_Work to be completed_: Your answer must be a single number: the count of lines in the entries below that hold "Lampe".

(App and web page records)

= = = = =

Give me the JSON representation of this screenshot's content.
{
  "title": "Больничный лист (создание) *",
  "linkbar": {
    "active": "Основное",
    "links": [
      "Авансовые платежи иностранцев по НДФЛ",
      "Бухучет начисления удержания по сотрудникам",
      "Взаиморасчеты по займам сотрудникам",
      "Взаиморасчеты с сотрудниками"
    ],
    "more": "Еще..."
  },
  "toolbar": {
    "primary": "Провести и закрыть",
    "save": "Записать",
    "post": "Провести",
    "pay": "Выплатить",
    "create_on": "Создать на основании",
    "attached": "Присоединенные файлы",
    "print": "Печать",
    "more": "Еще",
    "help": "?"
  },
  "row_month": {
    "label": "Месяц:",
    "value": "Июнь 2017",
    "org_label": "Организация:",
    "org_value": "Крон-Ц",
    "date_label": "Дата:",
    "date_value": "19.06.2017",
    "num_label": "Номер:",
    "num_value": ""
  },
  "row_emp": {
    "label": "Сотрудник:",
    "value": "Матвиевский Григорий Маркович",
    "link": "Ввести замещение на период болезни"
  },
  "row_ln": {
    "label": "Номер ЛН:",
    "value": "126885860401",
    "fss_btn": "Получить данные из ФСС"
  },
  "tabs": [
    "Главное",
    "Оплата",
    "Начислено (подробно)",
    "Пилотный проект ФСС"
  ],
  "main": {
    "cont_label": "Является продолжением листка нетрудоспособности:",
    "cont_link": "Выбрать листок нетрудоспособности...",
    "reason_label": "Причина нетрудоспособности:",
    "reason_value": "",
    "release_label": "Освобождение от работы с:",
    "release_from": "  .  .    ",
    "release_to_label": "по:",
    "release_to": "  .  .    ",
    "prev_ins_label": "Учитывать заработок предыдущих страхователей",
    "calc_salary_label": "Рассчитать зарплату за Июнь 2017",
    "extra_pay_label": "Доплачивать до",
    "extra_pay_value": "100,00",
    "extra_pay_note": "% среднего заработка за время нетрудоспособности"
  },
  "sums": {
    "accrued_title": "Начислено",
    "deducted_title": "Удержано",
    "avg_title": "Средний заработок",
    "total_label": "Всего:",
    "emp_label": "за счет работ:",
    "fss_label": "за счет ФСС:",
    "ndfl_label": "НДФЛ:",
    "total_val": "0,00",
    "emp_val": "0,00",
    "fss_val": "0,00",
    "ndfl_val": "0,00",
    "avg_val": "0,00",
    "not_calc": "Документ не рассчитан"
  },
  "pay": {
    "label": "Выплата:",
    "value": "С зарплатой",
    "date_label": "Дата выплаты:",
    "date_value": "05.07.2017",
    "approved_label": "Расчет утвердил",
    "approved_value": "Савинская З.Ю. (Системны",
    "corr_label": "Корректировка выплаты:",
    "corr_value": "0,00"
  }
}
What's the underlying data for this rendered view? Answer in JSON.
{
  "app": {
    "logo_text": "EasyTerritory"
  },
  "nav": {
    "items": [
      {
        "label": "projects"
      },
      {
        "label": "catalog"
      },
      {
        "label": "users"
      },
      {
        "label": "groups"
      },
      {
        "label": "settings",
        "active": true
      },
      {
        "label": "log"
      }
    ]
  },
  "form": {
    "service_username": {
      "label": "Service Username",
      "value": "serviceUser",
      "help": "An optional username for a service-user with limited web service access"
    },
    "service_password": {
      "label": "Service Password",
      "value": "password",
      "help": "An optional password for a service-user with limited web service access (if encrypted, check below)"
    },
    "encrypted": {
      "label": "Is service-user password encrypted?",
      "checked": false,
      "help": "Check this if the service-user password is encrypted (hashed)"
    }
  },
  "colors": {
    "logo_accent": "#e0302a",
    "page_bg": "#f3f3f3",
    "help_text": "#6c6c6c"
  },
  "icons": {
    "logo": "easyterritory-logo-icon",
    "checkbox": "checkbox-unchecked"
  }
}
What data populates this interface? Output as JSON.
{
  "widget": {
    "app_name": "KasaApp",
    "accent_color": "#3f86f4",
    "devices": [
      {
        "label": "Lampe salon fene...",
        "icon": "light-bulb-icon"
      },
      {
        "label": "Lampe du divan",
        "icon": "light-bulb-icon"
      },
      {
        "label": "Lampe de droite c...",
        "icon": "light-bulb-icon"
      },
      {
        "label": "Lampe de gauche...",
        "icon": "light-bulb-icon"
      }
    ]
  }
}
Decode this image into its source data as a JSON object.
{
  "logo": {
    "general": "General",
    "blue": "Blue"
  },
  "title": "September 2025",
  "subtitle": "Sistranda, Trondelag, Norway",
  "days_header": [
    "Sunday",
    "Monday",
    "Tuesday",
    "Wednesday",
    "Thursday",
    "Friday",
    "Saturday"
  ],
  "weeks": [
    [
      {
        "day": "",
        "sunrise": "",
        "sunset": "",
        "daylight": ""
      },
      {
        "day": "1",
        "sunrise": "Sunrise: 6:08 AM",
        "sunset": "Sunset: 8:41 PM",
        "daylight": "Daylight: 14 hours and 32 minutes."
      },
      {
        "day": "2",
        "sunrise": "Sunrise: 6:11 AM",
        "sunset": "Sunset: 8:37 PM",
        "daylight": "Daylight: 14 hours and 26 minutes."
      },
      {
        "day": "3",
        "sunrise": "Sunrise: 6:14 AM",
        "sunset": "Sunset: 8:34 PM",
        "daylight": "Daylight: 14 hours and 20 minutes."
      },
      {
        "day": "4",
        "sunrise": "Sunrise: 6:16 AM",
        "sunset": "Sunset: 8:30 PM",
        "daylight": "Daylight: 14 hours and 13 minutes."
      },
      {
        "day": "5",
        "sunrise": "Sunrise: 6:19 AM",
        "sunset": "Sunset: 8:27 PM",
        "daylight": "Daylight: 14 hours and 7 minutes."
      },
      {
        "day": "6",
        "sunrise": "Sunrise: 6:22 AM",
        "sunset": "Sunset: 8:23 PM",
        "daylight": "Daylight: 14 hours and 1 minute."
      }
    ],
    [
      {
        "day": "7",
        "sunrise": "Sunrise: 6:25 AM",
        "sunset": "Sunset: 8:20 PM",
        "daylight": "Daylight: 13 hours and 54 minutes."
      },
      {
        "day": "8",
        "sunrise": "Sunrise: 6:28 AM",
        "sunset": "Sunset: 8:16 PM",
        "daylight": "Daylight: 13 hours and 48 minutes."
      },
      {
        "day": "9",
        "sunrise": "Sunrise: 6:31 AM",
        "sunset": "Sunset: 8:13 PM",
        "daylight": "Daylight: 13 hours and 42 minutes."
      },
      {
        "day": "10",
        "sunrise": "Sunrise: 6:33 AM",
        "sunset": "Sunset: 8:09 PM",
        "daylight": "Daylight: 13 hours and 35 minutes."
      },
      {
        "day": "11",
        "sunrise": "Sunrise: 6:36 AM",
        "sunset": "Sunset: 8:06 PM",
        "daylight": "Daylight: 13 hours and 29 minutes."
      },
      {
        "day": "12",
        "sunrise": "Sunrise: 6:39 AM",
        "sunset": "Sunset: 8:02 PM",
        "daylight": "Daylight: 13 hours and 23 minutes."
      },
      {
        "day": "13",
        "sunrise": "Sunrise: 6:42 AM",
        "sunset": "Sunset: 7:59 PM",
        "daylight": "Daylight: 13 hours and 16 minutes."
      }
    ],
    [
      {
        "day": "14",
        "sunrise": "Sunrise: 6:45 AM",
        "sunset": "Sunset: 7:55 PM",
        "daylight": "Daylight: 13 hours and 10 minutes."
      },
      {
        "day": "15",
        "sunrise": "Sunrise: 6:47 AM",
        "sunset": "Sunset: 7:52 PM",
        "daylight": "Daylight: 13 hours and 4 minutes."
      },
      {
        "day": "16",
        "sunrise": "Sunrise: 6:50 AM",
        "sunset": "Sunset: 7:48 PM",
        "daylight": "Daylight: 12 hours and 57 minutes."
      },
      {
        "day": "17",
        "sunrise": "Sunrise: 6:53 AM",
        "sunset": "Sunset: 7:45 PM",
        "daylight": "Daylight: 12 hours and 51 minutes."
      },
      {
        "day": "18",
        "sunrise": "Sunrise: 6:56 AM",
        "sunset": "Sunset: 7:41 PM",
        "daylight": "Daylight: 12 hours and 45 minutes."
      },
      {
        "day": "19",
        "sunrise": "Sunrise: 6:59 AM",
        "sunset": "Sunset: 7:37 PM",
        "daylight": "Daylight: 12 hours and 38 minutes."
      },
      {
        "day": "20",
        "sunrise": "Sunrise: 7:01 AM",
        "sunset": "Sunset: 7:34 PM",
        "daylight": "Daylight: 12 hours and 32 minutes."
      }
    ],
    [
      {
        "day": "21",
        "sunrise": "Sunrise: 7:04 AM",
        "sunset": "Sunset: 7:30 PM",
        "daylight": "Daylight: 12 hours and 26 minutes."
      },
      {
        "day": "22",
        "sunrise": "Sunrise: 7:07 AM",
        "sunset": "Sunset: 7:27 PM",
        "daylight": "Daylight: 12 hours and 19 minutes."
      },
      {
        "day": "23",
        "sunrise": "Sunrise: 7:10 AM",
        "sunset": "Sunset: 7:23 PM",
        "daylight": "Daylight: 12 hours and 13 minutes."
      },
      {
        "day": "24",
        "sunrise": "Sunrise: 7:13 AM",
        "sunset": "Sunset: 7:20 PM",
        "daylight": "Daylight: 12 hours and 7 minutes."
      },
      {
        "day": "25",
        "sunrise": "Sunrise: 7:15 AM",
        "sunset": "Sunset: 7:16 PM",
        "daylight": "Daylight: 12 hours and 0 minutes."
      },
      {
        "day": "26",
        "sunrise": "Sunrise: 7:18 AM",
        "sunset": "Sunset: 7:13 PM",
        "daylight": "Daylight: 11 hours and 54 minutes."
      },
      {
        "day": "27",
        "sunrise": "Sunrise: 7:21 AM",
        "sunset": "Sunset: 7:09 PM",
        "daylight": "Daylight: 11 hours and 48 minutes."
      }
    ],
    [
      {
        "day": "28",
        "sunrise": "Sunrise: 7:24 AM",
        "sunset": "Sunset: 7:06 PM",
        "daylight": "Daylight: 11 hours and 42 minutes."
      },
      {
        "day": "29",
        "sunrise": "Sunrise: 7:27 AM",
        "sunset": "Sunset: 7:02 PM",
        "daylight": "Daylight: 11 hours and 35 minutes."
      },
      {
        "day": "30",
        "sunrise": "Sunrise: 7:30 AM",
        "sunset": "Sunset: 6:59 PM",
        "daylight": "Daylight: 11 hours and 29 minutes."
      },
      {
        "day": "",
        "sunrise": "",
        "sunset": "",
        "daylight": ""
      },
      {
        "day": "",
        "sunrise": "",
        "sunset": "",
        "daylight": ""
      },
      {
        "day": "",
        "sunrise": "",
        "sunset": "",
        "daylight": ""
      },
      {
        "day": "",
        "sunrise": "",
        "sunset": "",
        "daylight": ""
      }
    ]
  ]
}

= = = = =

_Response for this exercise_: 4